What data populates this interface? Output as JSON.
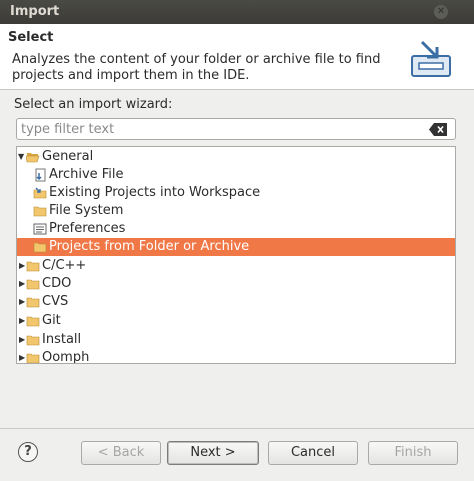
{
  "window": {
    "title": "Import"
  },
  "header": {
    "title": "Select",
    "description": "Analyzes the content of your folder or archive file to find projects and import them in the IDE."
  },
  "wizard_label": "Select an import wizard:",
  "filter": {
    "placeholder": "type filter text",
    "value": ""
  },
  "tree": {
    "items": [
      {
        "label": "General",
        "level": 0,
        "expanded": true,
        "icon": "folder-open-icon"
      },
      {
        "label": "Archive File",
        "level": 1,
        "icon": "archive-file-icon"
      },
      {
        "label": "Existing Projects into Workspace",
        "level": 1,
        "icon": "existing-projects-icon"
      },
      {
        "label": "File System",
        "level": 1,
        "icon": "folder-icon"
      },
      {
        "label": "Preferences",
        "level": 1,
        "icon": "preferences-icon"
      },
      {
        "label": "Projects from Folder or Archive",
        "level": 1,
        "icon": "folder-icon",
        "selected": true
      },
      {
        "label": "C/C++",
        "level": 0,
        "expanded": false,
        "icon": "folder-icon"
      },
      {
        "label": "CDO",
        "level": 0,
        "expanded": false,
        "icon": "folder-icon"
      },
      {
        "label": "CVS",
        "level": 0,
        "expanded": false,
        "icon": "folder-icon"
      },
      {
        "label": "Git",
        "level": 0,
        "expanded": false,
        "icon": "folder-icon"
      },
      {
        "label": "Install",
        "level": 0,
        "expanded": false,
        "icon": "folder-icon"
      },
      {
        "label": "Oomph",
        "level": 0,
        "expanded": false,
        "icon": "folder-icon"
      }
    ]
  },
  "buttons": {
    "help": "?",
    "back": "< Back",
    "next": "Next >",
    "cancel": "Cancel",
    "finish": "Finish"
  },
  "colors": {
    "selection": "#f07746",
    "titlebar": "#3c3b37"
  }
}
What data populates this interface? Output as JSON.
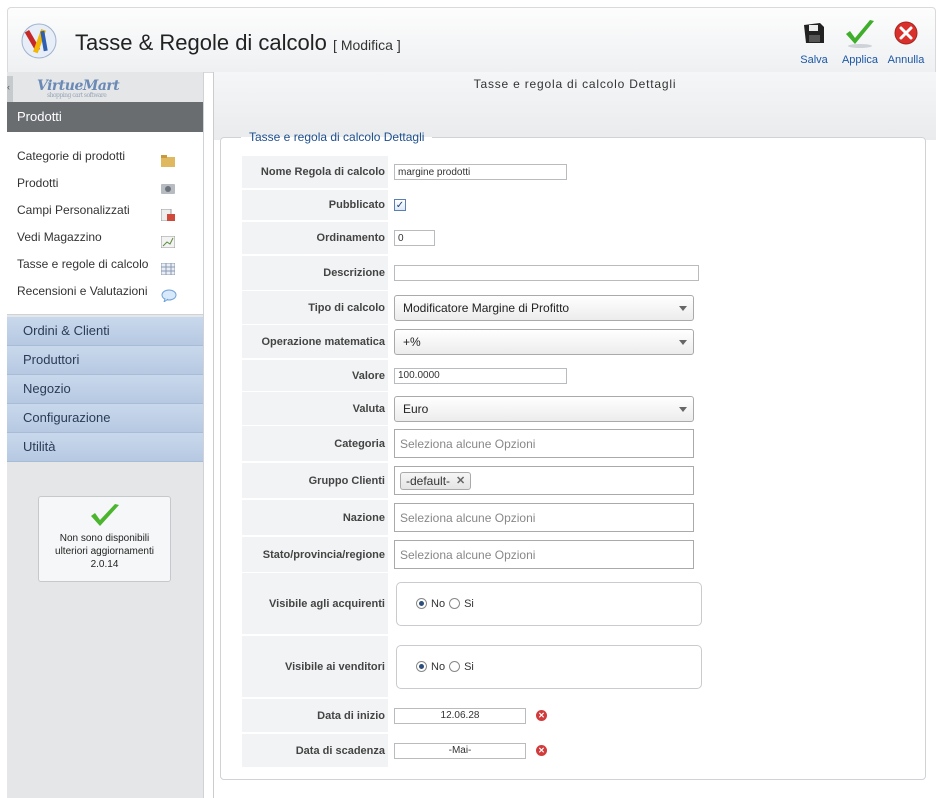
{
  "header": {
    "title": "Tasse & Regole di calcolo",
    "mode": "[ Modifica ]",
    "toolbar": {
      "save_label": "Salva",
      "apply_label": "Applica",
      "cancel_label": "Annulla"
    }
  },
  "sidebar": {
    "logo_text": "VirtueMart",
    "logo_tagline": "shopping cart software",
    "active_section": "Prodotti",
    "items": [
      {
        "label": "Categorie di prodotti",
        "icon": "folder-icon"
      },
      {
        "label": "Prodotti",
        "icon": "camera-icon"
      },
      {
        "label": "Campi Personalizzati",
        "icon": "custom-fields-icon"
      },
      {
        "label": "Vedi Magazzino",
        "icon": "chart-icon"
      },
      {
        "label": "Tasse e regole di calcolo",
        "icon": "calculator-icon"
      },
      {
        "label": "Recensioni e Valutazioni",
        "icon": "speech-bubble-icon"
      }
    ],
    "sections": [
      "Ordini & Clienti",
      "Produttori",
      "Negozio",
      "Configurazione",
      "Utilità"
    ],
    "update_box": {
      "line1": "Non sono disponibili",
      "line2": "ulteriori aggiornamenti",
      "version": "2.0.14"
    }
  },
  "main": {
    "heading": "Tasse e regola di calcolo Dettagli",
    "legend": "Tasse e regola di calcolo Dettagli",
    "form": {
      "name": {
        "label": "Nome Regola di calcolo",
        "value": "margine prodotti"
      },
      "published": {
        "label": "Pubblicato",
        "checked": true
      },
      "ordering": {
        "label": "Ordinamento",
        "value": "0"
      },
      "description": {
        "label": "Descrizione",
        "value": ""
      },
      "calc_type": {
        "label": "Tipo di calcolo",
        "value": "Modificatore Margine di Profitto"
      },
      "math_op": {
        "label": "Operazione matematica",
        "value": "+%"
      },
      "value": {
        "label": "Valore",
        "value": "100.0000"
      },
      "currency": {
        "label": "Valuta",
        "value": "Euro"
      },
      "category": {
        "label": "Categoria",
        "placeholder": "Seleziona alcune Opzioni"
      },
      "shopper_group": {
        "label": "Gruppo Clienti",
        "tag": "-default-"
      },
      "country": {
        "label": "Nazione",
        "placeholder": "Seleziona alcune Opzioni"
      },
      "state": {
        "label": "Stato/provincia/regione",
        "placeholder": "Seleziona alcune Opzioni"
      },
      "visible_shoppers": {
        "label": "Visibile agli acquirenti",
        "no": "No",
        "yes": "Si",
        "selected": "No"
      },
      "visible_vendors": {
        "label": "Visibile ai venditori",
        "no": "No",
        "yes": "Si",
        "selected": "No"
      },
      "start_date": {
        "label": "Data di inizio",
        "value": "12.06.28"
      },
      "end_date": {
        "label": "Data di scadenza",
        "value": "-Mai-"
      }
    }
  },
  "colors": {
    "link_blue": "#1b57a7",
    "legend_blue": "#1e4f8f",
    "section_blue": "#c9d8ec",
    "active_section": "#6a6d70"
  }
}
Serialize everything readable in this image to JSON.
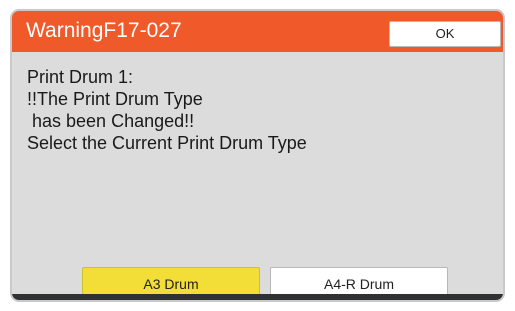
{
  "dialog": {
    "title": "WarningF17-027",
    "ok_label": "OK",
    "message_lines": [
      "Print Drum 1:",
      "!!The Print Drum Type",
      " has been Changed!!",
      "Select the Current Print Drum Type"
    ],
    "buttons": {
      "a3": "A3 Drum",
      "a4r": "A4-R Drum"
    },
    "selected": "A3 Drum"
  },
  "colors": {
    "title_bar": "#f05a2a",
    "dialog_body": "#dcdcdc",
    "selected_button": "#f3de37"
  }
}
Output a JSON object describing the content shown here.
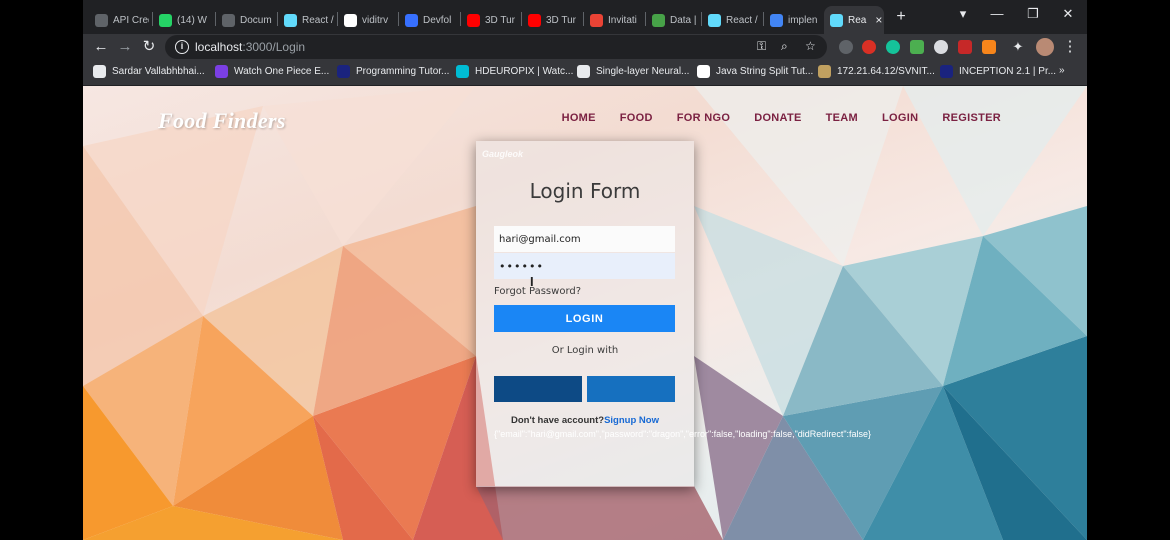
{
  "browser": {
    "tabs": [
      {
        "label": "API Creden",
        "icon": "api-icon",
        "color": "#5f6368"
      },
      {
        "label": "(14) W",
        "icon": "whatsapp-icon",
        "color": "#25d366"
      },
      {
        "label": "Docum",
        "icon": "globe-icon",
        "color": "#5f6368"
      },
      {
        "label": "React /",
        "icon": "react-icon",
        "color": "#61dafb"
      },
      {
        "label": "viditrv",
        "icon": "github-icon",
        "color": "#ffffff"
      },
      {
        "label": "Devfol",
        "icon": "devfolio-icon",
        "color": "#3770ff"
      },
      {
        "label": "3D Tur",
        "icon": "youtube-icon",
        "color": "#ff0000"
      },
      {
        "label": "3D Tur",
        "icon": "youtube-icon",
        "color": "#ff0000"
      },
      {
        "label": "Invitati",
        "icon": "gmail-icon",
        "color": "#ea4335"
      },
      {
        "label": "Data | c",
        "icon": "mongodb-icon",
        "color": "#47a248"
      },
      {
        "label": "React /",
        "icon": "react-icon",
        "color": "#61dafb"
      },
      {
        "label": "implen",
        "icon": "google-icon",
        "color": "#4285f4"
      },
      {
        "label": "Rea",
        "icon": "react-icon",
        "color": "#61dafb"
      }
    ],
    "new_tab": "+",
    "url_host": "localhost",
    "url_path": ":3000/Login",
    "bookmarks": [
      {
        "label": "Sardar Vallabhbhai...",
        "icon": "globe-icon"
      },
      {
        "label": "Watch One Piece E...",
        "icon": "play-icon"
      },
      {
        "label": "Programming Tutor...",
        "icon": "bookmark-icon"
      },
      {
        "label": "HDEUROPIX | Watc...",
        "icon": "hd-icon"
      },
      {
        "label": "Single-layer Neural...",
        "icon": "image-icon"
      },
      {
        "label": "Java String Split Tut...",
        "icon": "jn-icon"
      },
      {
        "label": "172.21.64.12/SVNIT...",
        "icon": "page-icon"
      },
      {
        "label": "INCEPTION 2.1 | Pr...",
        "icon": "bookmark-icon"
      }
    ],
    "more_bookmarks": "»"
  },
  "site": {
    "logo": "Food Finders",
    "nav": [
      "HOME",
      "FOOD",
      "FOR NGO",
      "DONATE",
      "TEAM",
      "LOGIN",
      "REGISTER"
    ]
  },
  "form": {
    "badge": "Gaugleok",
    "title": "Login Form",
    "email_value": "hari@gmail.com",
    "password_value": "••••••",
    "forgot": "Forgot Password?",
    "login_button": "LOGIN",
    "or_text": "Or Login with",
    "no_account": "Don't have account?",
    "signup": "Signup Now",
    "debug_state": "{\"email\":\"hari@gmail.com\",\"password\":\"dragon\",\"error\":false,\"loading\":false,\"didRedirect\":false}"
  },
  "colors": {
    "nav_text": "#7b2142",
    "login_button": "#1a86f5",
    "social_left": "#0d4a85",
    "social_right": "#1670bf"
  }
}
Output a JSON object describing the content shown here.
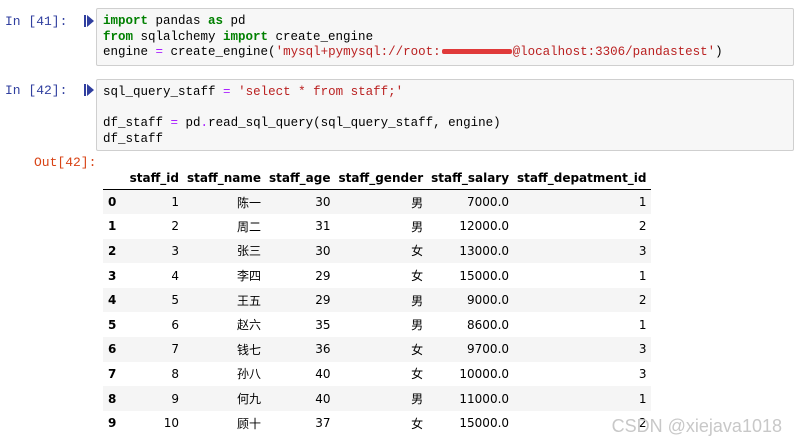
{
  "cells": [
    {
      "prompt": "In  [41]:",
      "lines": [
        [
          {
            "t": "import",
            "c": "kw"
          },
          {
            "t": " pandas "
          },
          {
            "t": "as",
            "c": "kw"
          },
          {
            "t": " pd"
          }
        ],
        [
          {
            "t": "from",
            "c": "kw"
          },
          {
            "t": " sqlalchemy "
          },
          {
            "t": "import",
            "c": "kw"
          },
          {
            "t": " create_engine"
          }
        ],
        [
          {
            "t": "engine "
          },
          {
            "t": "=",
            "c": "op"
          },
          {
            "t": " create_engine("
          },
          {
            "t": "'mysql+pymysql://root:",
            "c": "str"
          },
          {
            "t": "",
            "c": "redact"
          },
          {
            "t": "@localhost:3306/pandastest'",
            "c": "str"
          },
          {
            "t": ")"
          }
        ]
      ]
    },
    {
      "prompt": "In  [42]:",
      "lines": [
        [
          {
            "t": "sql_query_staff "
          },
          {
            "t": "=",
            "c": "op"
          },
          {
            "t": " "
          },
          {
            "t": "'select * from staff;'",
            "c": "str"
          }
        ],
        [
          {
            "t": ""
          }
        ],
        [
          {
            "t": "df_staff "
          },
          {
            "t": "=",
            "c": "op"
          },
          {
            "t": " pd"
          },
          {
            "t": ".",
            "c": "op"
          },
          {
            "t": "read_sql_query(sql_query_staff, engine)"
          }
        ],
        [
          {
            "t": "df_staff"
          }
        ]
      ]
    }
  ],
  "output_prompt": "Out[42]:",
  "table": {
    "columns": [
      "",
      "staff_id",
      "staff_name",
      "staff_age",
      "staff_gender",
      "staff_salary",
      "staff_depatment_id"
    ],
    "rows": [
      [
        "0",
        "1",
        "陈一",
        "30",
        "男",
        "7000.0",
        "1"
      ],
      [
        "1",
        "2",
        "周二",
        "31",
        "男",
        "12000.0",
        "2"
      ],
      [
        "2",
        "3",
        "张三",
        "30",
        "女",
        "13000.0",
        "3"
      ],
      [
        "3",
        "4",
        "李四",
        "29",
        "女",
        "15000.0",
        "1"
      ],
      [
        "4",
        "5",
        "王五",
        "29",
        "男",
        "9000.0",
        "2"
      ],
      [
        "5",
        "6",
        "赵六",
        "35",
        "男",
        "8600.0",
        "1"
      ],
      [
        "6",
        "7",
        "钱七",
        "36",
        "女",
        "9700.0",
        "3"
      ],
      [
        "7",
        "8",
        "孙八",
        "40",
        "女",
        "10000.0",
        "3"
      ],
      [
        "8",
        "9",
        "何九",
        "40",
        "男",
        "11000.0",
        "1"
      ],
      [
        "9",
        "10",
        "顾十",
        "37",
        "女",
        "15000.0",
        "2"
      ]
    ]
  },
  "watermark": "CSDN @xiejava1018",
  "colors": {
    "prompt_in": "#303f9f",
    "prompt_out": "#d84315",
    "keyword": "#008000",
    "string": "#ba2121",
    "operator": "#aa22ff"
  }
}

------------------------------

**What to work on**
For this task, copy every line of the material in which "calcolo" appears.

**Exercise response**
    "title": "Tasse & Regole di calcolo",
        "label": "Tasse e regole di calcolo",
    "heading": "Tasse e regola di calcolo Dettagli",
    "legend": "Tasse e regola di calcolo Dettagli",
        "label": "Nome Regola di calcolo",
        "label": "Tipo di calcolo",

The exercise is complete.